  9.  What happened to the animal after the relationship between the litigants changed; and
  10.  Any other indicia of ownership or evidence of agreement relevant to who has or should have the ownership of the animal.


The judge looks at the evidence affecting each factor, and additional issues of:

  • Whether or not to favour the status quo (not in this case)
  • The “best interest of the dog” as suggested by a Small Claims Court decision (not a weighty factor in this case)
  • Whether the dog is a companion animal or support animal for one party (not on the evidence in this case)


Though both had shared care of the dog, and paid expenses for its care, the deceased had purchased the dog, and there was no indication, despite all that evidence, that he had gifted it to his partner.

After examining all these factors, the judge concludes that the dog was owned by the deceased and forms part of his estate. The partner, who had interim “custody” of the dog, was ordered to turn it over to the estate trustee.

Despite all of the evidence, argument, and additional factors, ownership ruled in the end.


  • Planning for your pets should be part of your estate planning.
  • Consider the factors listed by this case.
  • Leave a clear written summary of your position on ownership, either by will or separate document, which addresses the factors, to avoid a dispute as substantial (and presumably expensive) as this case.



We ask the right questions and provide sound advice for all your estate planning decisions, including who gets the dog. We use a combination of a questionnaire and a personal meeting that surpasses the reliability of a do-it-yourself kit or computer program. We are willing to take the time to customize the estate plan, including the will, to fit your needs.

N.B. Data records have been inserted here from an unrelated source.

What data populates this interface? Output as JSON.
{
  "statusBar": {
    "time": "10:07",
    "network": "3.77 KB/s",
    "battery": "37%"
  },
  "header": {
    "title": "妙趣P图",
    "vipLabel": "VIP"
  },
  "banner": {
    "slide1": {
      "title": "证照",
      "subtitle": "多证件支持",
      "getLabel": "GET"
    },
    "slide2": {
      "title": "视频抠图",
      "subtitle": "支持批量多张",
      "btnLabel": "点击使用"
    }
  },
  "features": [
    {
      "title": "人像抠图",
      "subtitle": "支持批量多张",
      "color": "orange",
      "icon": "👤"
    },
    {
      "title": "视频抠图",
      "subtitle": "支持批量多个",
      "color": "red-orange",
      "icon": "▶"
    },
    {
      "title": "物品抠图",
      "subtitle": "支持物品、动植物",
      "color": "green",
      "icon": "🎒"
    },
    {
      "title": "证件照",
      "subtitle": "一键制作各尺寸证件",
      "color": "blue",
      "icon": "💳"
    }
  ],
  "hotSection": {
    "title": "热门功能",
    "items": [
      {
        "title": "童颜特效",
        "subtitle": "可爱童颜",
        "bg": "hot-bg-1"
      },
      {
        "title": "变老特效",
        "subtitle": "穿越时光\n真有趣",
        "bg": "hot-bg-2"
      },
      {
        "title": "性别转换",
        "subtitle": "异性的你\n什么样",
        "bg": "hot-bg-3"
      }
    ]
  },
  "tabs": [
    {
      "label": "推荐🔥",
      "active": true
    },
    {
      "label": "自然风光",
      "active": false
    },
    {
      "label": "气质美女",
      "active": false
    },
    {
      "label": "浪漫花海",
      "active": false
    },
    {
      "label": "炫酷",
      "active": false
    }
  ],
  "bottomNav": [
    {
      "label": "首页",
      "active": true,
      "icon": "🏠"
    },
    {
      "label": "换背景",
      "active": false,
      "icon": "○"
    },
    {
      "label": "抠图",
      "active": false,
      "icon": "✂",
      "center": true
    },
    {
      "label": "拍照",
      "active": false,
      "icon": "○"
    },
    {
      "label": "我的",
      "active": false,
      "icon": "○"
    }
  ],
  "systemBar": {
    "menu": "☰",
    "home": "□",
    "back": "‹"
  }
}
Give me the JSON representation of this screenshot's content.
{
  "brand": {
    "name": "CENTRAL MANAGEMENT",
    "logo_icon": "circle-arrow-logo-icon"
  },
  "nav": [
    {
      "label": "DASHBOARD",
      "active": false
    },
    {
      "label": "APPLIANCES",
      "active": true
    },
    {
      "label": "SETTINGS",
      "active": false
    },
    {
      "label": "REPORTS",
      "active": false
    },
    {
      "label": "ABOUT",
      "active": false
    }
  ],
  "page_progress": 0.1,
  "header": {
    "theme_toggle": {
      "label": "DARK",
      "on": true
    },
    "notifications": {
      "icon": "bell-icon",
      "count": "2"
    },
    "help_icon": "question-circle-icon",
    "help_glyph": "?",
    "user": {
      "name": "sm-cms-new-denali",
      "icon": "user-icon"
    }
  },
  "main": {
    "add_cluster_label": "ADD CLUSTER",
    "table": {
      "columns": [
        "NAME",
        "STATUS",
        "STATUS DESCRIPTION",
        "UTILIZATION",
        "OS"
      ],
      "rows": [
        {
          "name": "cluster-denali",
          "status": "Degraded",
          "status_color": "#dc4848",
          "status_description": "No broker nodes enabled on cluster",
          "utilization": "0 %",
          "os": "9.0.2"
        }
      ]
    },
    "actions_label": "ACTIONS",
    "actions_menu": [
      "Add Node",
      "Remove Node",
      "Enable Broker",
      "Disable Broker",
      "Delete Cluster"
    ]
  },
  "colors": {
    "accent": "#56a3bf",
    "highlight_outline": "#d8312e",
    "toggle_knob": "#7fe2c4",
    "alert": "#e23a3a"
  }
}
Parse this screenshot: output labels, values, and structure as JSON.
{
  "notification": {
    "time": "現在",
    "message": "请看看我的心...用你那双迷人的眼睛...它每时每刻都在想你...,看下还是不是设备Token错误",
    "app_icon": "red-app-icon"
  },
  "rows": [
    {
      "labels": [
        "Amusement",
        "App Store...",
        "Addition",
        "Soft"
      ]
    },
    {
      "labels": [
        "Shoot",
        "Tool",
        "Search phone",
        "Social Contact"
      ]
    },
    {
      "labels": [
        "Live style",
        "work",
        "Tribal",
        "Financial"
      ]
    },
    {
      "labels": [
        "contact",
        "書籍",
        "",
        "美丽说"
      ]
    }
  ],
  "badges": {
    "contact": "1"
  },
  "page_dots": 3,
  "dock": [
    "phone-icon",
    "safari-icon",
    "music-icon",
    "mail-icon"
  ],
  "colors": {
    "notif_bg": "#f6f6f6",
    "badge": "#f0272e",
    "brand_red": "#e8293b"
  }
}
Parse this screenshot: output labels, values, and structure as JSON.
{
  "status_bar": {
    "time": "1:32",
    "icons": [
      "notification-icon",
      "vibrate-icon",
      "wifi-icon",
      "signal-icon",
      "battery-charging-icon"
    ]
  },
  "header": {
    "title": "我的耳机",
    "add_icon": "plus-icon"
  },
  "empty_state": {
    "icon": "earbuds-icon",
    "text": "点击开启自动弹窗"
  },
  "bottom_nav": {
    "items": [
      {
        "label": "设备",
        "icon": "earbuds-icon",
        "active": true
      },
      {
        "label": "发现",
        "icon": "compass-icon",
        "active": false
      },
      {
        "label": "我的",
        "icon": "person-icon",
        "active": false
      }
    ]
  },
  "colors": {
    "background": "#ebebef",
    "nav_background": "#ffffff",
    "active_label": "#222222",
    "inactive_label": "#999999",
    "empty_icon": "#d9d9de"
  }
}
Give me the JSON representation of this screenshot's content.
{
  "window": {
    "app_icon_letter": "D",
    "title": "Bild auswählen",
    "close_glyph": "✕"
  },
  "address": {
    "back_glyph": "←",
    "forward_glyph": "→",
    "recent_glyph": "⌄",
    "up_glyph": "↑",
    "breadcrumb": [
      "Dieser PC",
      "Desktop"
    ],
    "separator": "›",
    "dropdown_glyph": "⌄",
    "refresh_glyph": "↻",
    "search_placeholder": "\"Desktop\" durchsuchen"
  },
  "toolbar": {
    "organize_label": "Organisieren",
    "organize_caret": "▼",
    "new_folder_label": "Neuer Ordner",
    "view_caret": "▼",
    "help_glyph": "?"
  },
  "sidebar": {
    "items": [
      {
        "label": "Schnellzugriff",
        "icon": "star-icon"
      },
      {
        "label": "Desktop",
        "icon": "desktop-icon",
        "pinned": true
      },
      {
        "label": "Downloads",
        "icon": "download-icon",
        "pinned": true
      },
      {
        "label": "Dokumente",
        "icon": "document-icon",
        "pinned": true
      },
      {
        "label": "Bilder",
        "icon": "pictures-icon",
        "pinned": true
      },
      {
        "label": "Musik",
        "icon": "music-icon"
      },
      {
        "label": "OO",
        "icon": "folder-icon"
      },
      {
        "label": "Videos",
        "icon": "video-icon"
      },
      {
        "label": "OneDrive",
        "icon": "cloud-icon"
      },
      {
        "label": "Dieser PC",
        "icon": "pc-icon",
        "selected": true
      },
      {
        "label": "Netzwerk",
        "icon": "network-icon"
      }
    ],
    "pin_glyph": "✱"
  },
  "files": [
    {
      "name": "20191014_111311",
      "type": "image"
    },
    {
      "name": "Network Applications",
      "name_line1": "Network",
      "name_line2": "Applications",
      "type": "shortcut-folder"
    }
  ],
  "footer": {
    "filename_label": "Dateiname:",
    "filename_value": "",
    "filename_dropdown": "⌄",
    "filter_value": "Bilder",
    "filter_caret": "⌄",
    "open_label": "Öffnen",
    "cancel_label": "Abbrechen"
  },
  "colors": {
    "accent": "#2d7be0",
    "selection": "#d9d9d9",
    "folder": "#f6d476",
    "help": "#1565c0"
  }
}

Whether it is concern about man’s best friend, or other issues that make YOUR estate plan personal to you, give us a call. We may be the right lawyers for you.